When we call for a return to patriarchal marriage and culture, we often fail to paint a picture of what that looks like, leaving the door open for wild and ridiculous interpretations.

I based most of this list on my husband and father, two men who have enjoyed long marriages with women who are still enamored with them and children who, while not perfect, respect and honor them. I don’t know if that qualifies me as any kind authority, but I suppose it qualifies me as something.

This is just my interpretation of what a godly patriarch looks like.

It’s 2017, and you know what they say about opinions and noses, but I stand by this one. It’s one of the few I can’t think of any reason why I should mention my evolution, nuances or caveats. Is this offensive, LOL?

from the best-ofs files, Uncategorized

What Love Is…and What It Isn’t.

From 2012. I’m just about done with these little blasts from the past. I hope they were appreciated.

This is another installment in the periodic series, “Let Her Ask Her Husband…”

I thought it might be interesting to get my husband’s official, on the record take of what it means for a husband to love his wife as Christ loves the Church. Indeed it was interesting, so much so that we had two interviews instead of the one I initially planned to use to present in this space. Because I feel so strongly the burden to present my husband’s position clearly, I will simply offer his words without translation from me.

Our conversation began during a rare moment of privacy we shared without the distraction of children, music, or phones ringing.  As we rode in the car I told him I needed his help with a post I wanted to write and asked, “What do you think is required for a man to love his wife as Christ loved the church?”

It is rare after nearly 2 decades for one spouse not to have a fairly accurate read on what the other thinks when major issues are discussed. At least, it is rare when they developed the intimacy required to be happily married after such a long stretch. As a result, I knew going in what the answer to the question would be. Nevertheless, the conversation that ensued was a great blessing to us both. He began:

“The most important thing a husband needs to remember about the passage is that Christ loved us by giving us what we needed: redemption from sin. We would have been perfectly happy to keep on enjoying the lusts of the flesh and the pleasures of the world. But He knew we were doomed if He didn’t help us. So He took no thought for our feelings, and did what we needed.”

Right out of the starting blocks, he zeroed in on doing what needs to be done for the recipient of the love rather than focusing on their feelings.  And yes, I saw this coming. Leaders lead rather than pander, and my husband is a leader. For the purpose at hand, I continued with yet another question I knew the answer to. “So”, I asked, “Are you saying you never have to take my feelings into consideration”?

“Is that a trick question?
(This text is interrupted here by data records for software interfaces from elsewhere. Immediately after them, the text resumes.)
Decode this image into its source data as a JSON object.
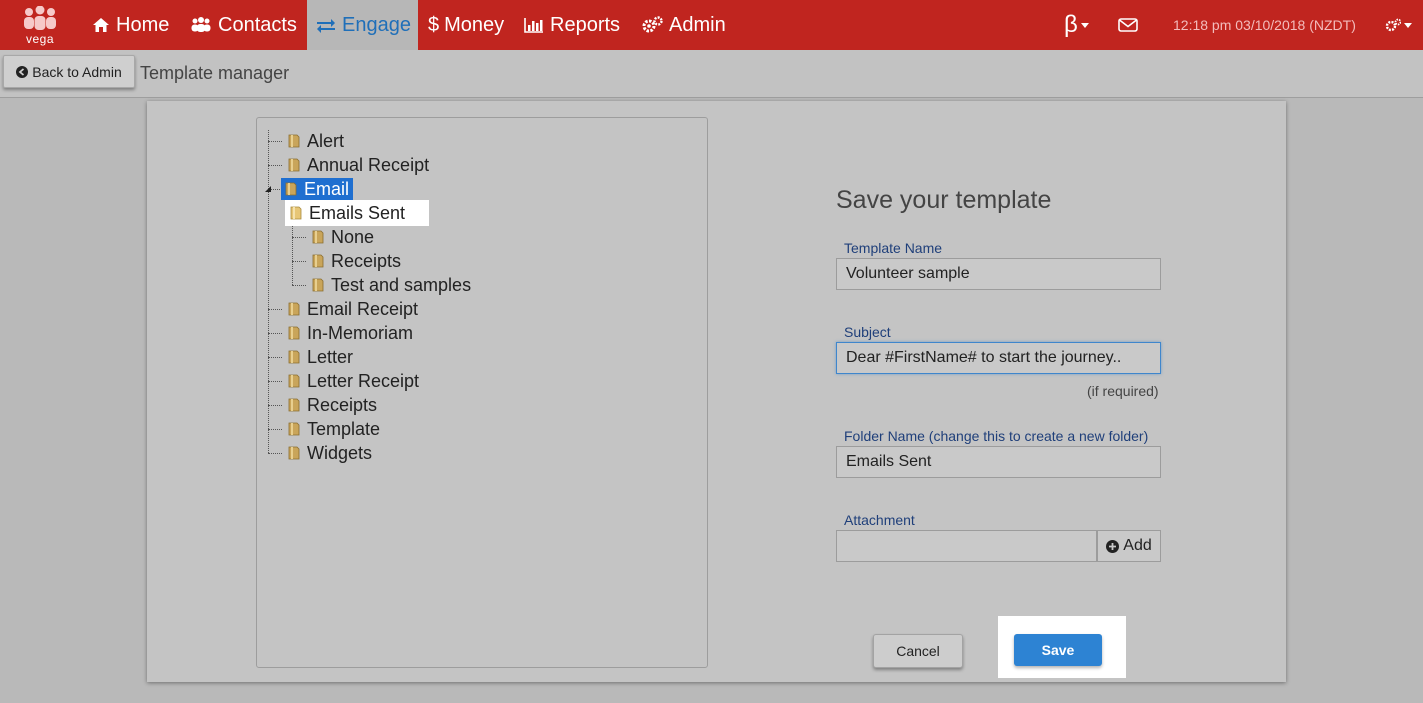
{
  "app": {
    "logo_text": "vega"
  },
  "nav": {
    "items": [
      {
        "label": "Home",
        "icon": "home-icon"
      },
      {
        "label": "Contacts",
        "icon": "users-icon"
      },
      {
        "label": "Engage",
        "icon": "exchange-icon",
        "active": true
      },
      {
        "label": "Money",
        "icon": "dollar-icon"
      },
      {
        "label": "Reports",
        "icon": "bar-chart-icon"
      },
      {
        "label": "Admin",
        "icon": "gears-icon"
      }
    ],
    "beta_label": "β",
    "datetime": "12:18 pm 03/10/2018 (NZDT)"
  },
  "subheader": {
    "back_label": "Back to Admin",
    "page_title": "Template manager"
  },
  "tree": {
    "nodes": [
      {
        "label": "Alert"
      },
      {
        "label": "Annual Receipt"
      },
      {
        "label": "Email",
        "selected": true,
        "expanded": true,
        "children": [
          {
            "label": "Emails Sent",
            "highlighted": true
          },
          {
            "label": "None"
          },
          {
            "label": "Receipts"
          },
          {
            "label": "Test and samples"
          }
        ]
      },
      {
        "label": "Email Receipt"
      },
      {
        "label": "In-Memoriam"
      },
      {
        "label": "Letter"
      },
      {
        "label": "Letter Receipt"
      },
      {
        "label": "Receipts"
      },
      {
        "label": "Template"
      },
      {
        "label": "Widgets"
      }
    ]
  },
  "form": {
    "title": "Save your template",
    "template_name": {
      "label": "Template Name",
      "value": "Volunteer sample"
    },
    "subject": {
      "label": "Subject",
      "value": "Dear #FirstName# to start the journey..",
      "hint": "(if required)"
    },
    "folder_name": {
      "label": "Folder Name (change this to create a new folder)",
      "value": "Emails Sent"
    },
    "attachment": {
      "label": "Attachment",
      "value": "",
      "add_label": "Add"
    },
    "cancel_label": "Cancel",
    "save_label": "Save"
  },
  "colors": {
    "navbar": "#c0251f",
    "accent": "#2d83d3",
    "selected": "#1f6fd0"
  }
}
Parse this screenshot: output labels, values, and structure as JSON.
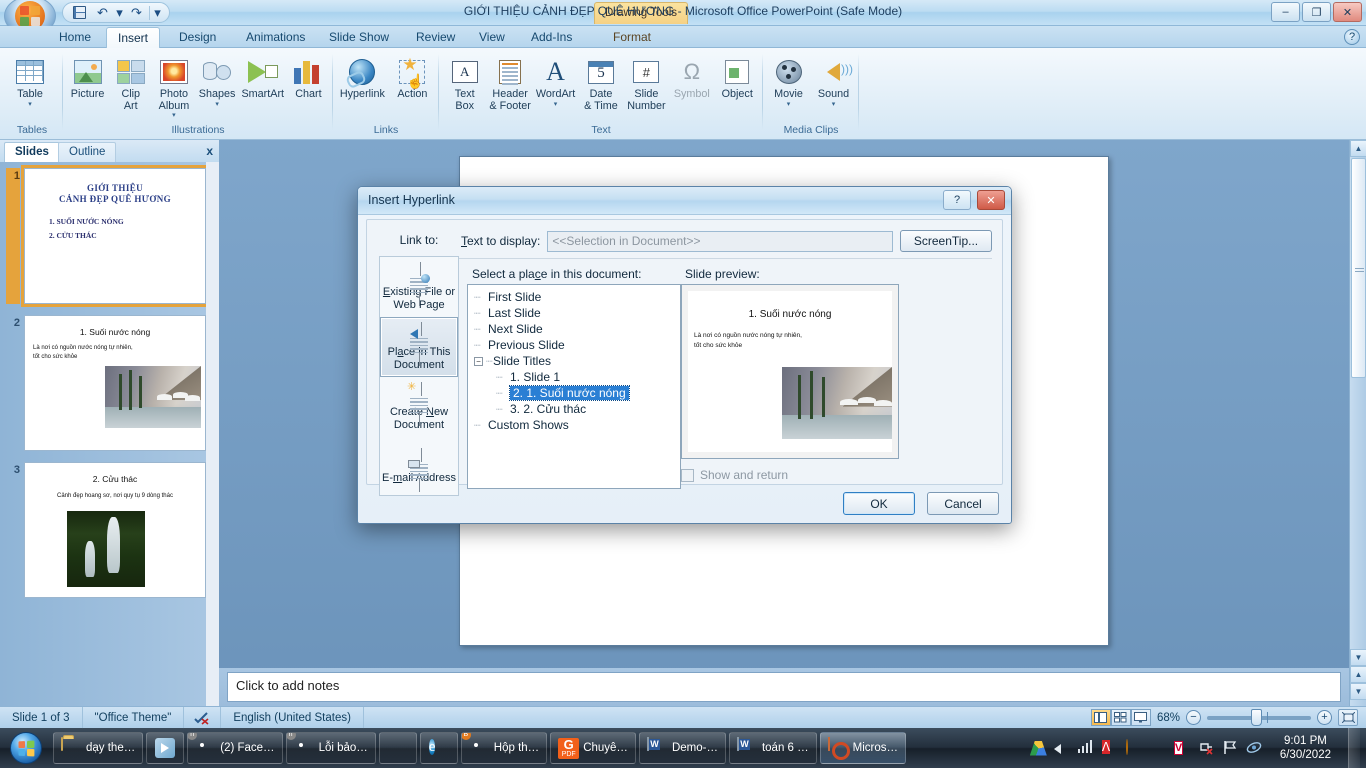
{
  "window": {
    "title": "GIỚI THIỆU CẢNH ĐẸP QUÊ HƯƠNG - Microsoft Office PowerPoint (Safe Mode)",
    "contextual_tab": "Drawing Tools",
    "minimize": "–",
    "restore": "❐",
    "close": "✕",
    "help": "?"
  },
  "quick_access": {
    "save": "save-icon",
    "undo": "↶",
    "undo_caret": "▾",
    "redo": "↷",
    "customize": "▾"
  },
  "ribbon": {
    "tabs": [
      {
        "label": "Home",
        "active": false
      },
      {
        "label": "Insert",
        "active": true
      },
      {
        "label": "Design",
        "active": false
      },
      {
        "label": "Animations",
        "active": false
      },
      {
        "label": "Slide Show",
        "active": false
      },
      {
        "label": "Review",
        "active": false
      },
      {
        "label": "View",
        "active": false
      },
      {
        "label": "Add-Ins",
        "active": false
      },
      {
        "label": "Format",
        "active": false
      }
    ],
    "groups": [
      {
        "label": "Tables",
        "items": [
          {
            "label": "Table",
            "caret": "▾"
          }
        ]
      },
      {
        "label": "Illustrations",
        "items": [
          {
            "label": "Picture",
            "caret": ""
          },
          {
            "label": "Clip\nArt",
            "caret": ""
          },
          {
            "label": "Photo\nAlbum",
            "caret": "▾"
          },
          {
            "label": "Shapes",
            "caret": "▾"
          },
          {
            "label": "SmartArt",
            "caret": ""
          },
          {
            "label": "Chart",
            "caret": ""
          }
        ]
      },
      {
        "label": "Links",
        "items": [
          {
            "label": "Hyperlink",
            "caret": ""
          },
          {
            "label": "Action",
            "caret": ""
          }
        ]
      },
      {
        "label": "Text",
        "items": [
          {
            "label": "Text\nBox",
            "caret": ""
          },
          {
            "label": "Header\n& Footer",
            "caret": ""
          },
          {
            "label": "WordArt",
            "caret": "▾"
          },
          {
            "label": "Date\n& Time",
            "caret": ""
          },
          {
            "label": "Slide\nNumber",
            "caret": ""
          },
          {
            "label": "Symbol",
            "caret": ""
          },
          {
            "label": "Object",
            "caret": ""
          }
        ]
      },
      {
        "label": "Media Clips",
        "items": [
          {
            "label": "Movie",
            "caret": "▾"
          },
          {
            "label": "Sound",
            "caret": "▾"
          }
        ]
      }
    ]
  },
  "left_pane": {
    "tabs": [
      {
        "label": "Slides",
        "active": true
      },
      {
        "label": "Outline",
        "active": false
      }
    ],
    "close": "x",
    "slides": [
      {
        "number": "1",
        "selected": true,
        "title_line1": "GIỚI THIỆU",
        "title_line2": "CẢNH ĐẸP QUÊ HƯƠNG",
        "bullets": [
          "1. SUỐI NƯỚC NÓNG",
          "2. CỬU THÁC"
        ]
      },
      {
        "number": "2",
        "selected": false,
        "title": "1. Suối nước nóng",
        "body_line1": "Là nơi có nguồn nước nóng tự nhiên,",
        "body_line2": " tốt cho sức khỏe",
        "image": "hot-spring-photo"
      },
      {
        "number": "3",
        "selected": false,
        "title": "2. Cửu thác",
        "body_line1": "Cảnh đẹp hoang sơ, nơi quy tụ 9 dòng thác",
        "image": "waterfall-photo"
      }
    ]
  },
  "notes": {
    "placeholder": "Click to add notes"
  },
  "status_bar": {
    "slide_counter": "Slide 1 of 3",
    "theme": "\"Office Theme\"",
    "language": "English (United States)",
    "spellcheck_icon": "spellcheck-icon",
    "zoom_percent": "68%",
    "zoom_out": "−",
    "zoom_in": "+",
    "views": [
      "normal-view-icon",
      "slide-sorter-icon",
      "slide-show-icon"
    ],
    "fit_window_icon": "fit-slide-to-window-icon"
  },
  "dialog": {
    "title": "Insert Hyperlink",
    "help_btn": "?",
    "close_btn": "✕",
    "link_to_label": "Link to:",
    "text_to_display_label": "Text to display:",
    "text_to_display_value": "<<Selection in Document>>",
    "screentip_button": "ScreenTip...",
    "link_to_items": [
      {
        "label_line1": "Existing File or",
        "label_line2": "Web Page",
        "selected": false,
        "icon": "existing-file-icon"
      },
      {
        "label_line1": "Place in This",
        "label_line2": "Document",
        "selected": true,
        "icon": "place-in-document-icon"
      },
      {
        "label_line1": "Create New",
        "label_line2": "Document",
        "selected": false,
        "icon": "create-new-document-icon"
      },
      {
        "label_line1": "E-mail Address",
        "label_line2": "",
        "selected": false,
        "icon": "email-address-icon"
      }
    ],
    "select_place_label": "Select a place in this document:",
    "tree": [
      {
        "label": "First Slide",
        "level": 1,
        "selected": false,
        "expander": ""
      },
      {
        "label": "Last Slide",
        "level": 1,
        "selected": false,
        "expander": ""
      },
      {
        "label": "Next Slide",
        "level": 1,
        "selected": false,
        "expander": ""
      },
      {
        "label": "Previous Slide",
        "level": 1,
        "selected": false,
        "expander": ""
      },
      {
        "label": "Slide Titles",
        "level": 1,
        "selected": false,
        "expander": "−"
      },
      {
        "label": "1. Slide 1",
        "level": 2,
        "selected": false,
        "expander": ""
      },
      {
        "label": "2. 1. Suối nước nóng",
        "level": 2,
        "selected": true,
        "expander": ""
      },
      {
        "label": "3. 2. Cửu thác",
        "level": 2,
        "selected": false,
        "expander": ""
      },
      {
        "label": "Custom Shows",
        "level": 1,
        "selected": false,
        "expander": ""
      }
    ],
    "slide_preview_label": "Slide preview:",
    "preview": {
      "title": "1. Suối nước nóng",
      "body_line1": "Là nơi có nguồn nước nóng tự nhiên,",
      "body_line2": " tốt cho sức khỏe",
      "image": "hot-spring-photo"
    },
    "show_and_return_label": "Show and return",
    "ok_button": "OK",
    "cancel_button": "Cancel"
  },
  "taskbar": {
    "start": "start-orb",
    "buttons": [
      {
        "label": "dạy the…",
        "icon": "folder-icon",
        "active": false
      },
      {
        "label": "",
        "icon": "windows-media-player-icon",
        "active": false
      },
      {
        "label": "(2) Face…",
        "icon": "chrome-icon",
        "badge": "h",
        "active": false
      },
      {
        "label": "Lỗi bảo…",
        "icon": "chrome-icon",
        "badge": "h",
        "active": false
      },
      {
        "label": "",
        "icon": "firefox-icon",
        "active": false
      },
      {
        "label": "",
        "icon": "internet-explorer-icon",
        "active": false
      },
      {
        "label": "Hộp th…",
        "icon": "chrome-icon",
        "badge": "B",
        "active": false
      },
      {
        "label": "Chuyê…",
        "icon": "pdf-icon",
        "active": false
      },
      {
        "label": "Demo-…",
        "icon": "word-icon",
        "active": false
      },
      {
        "label": "toán 6 …",
        "icon": "word-icon",
        "active": false
      },
      {
        "label": "Micros…",
        "icon": "powerpoint-icon",
        "active": true
      }
    ],
    "tray": [
      "google-drive-icon",
      "volume-icon",
      "network-icon",
      "avira-icon",
      "coin-icon",
      "ccleaner-icon",
      "unikey-icon",
      "safely-remove-icon",
      "action-center-flag-icon",
      "misc-icon"
    ],
    "clock_time": "9:01 PM",
    "clock_date": "6/30/2022"
  }
}
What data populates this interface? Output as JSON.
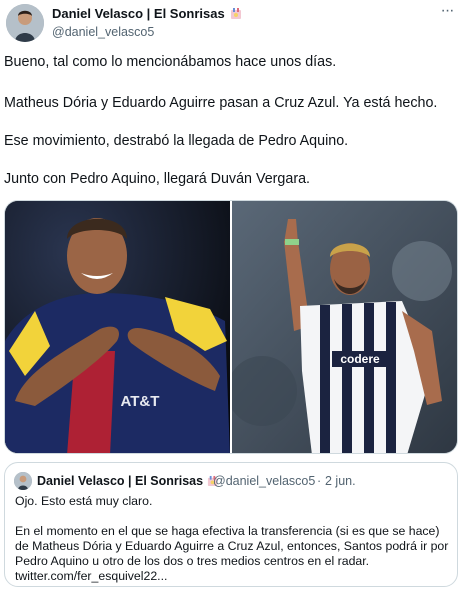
{
  "author": {
    "name": "Daniel Velasco | El Sonrisas",
    "handle": "@daniel_velasco5"
  },
  "more_icon": "···",
  "tweet": {
    "lines": [
      "Bueno, tal como lo mencionábamos hace unos días.",
      "Matheus Dória y Eduardo Aguirre pasan a Cruz Azul. Ya está hecho.",
      "Ese movimiento, destrabó la llegada de Pedro Aquino.",
      "Junto con Pedro Aquino, llegará Duván Vergara."
    ]
  },
  "media": {
    "left_jersey_text": "AT&T",
    "right_jersey_text": "codere"
  },
  "quoted_tweet": {
    "name": "Daniel Velasco | El Sonrisas",
    "handle": "@daniel_velasco5",
    "separator": "·",
    "date": "2 jun.",
    "lines": [
      "Ojo. Esto está muy claro.",
      "",
      "En el momento en el que se haga efectiva la transferencia (si es que se hace)",
      "de Matheus Dória y Eduardo Aguirre a Cruz Azul, entonces, Santos podrá ir por",
      "Pedro Aquino u otro de los dos o tres medios centros en el radar.",
      "twitter.com/fer_esquivel22..."
    ]
  },
  "colors": {
    "text": "#0f1419",
    "secondary": "#536471",
    "border": "#cfd9de",
    "america_yellow": "#f2d33a",
    "america_navy": "#1c2a63",
    "monterrey_navy": "#1b2340"
  },
  "icons": [
    "avatar",
    "emoji-icon",
    "more-icon"
  ]
}
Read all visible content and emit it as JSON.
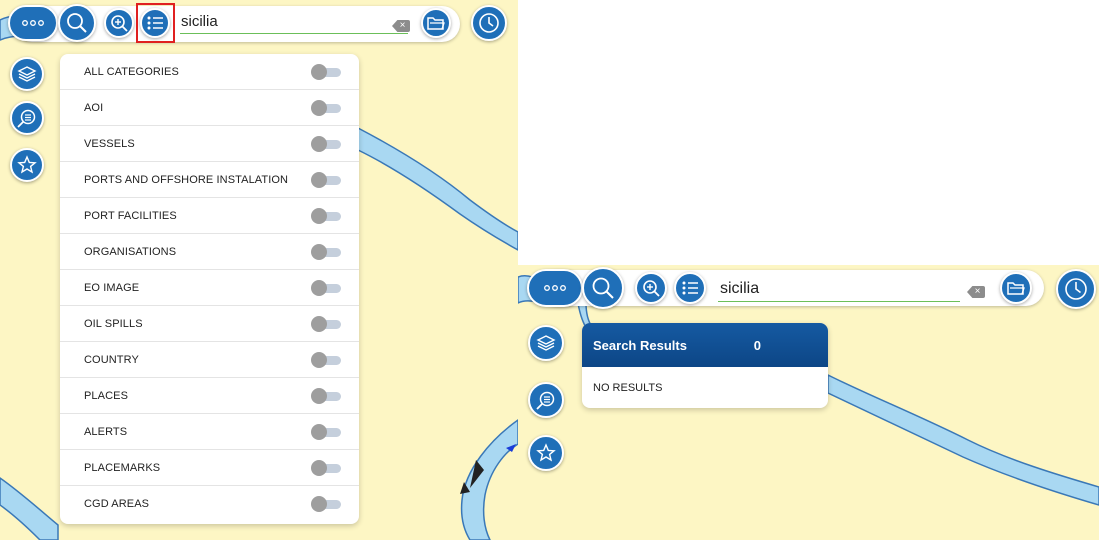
{
  "colors": {
    "map_land": "#fdf6c4",
    "map_water": "#a9d8f2",
    "map_water_stroke": "#3a78b7",
    "button_blue": "#1f6fb8",
    "results_header": "#0d4686",
    "highlight_red": "#e02020",
    "toggle_off": "#9e9e9e"
  },
  "left_view": {
    "toolbar": {
      "menu_icon": "more-dots-icon",
      "search_button_icon": "search-icon",
      "zoom_button_icon": "zoom-in-icon",
      "categories_button_icon": "list-icon",
      "search_value": "sicilia",
      "clear_icon": "backspace-clear-icon",
      "open_folder_icon": "folder-open-icon",
      "history_icon": "clock-icon"
    },
    "side_buttons": [
      "layers-icon",
      "search-zoom-icon",
      "star-icon"
    ],
    "categories": [
      {
        "label": "ALL CATEGORIES",
        "enabled": false
      },
      {
        "label": "AOI",
        "enabled": false
      },
      {
        "label": "VESSELS",
        "enabled": false
      },
      {
        "label": "PORTS AND OFFSHORE INSTALATION",
        "enabled": false
      },
      {
        "label": "PORT FACILITIES",
        "enabled": false
      },
      {
        "label": "ORGANISATIONS",
        "enabled": false
      },
      {
        "label": "EO IMAGE",
        "enabled": false
      },
      {
        "label": "OIL SPILLS",
        "enabled": false
      },
      {
        "label": "COUNTRY",
        "enabled": false
      },
      {
        "label": "PLACES",
        "enabled": false
      },
      {
        "label": "ALERTS",
        "enabled": false
      },
      {
        "label": "PLACEMARKS",
        "enabled": false
      },
      {
        "label": "CGD AREAS",
        "enabled": false
      }
    ]
  },
  "right_view": {
    "toolbar": {
      "search_value": "sicilia"
    },
    "results": {
      "title": "Search Results",
      "count": "0",
      "empty_message": "NO RESULTS"
    }
  }
}
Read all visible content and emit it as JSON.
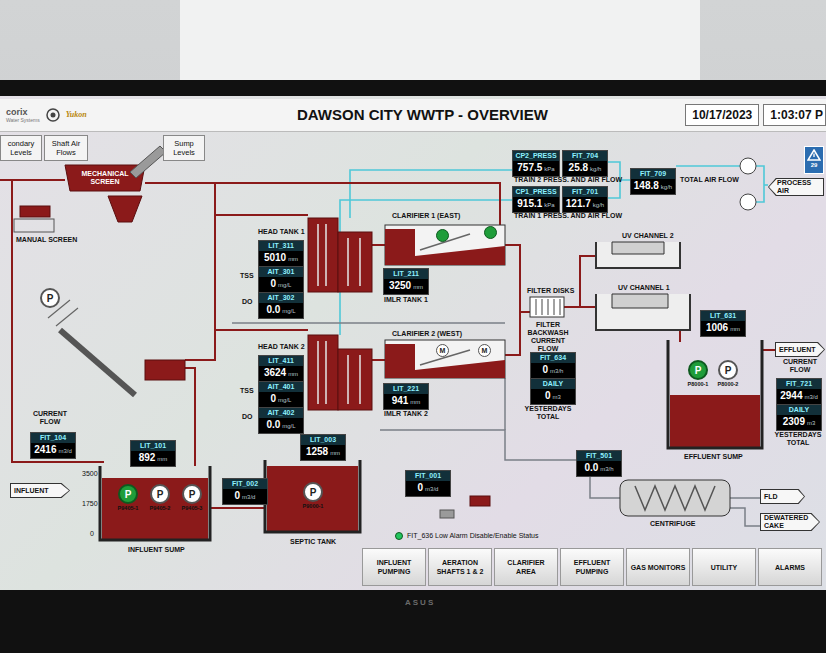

When it comes to loving you in the truest sense of the word, no. Your feelings don’t get to run the show. Being the head of this family is an honor, but also a huge responsibility. It could even be considered a burden. I have to do what’s best for all of us at the expense not only of your feelings, but my feelings, too. Sometimes love hurts.”

Because my man is awesome in ways I cannot begin to describe here, and honest as well, he acknowledged that it would be wrong to pretend as if my feelings mean nothing because after all, he is a human being with feelings as well.  So, where do feelings enter the equation?

“I don’t want to see you miserable or unhappy. It makes me feel good to know that you care about what I think and make every effort to be the wife I need you to be. So yeah, when it doesn’t conflict with the overall vision, I do things to make you feel good. You’re much better at doing what I tell you to do when you like me, so I won’t ignore your feelings. I have feelings. But that’s not love. That’s emotion. It has its place in marriage and I feel for those couples without that connection, but it’s not what real love is all about. Love is action and loving you means holding you to account. And if you love me you’ll keep my commandments.”

My takeaway from all of this is that I am very blessed to have a husband who is strong enough to lead me well and smart enough to appreciate what I need as a woman. Now that’s love.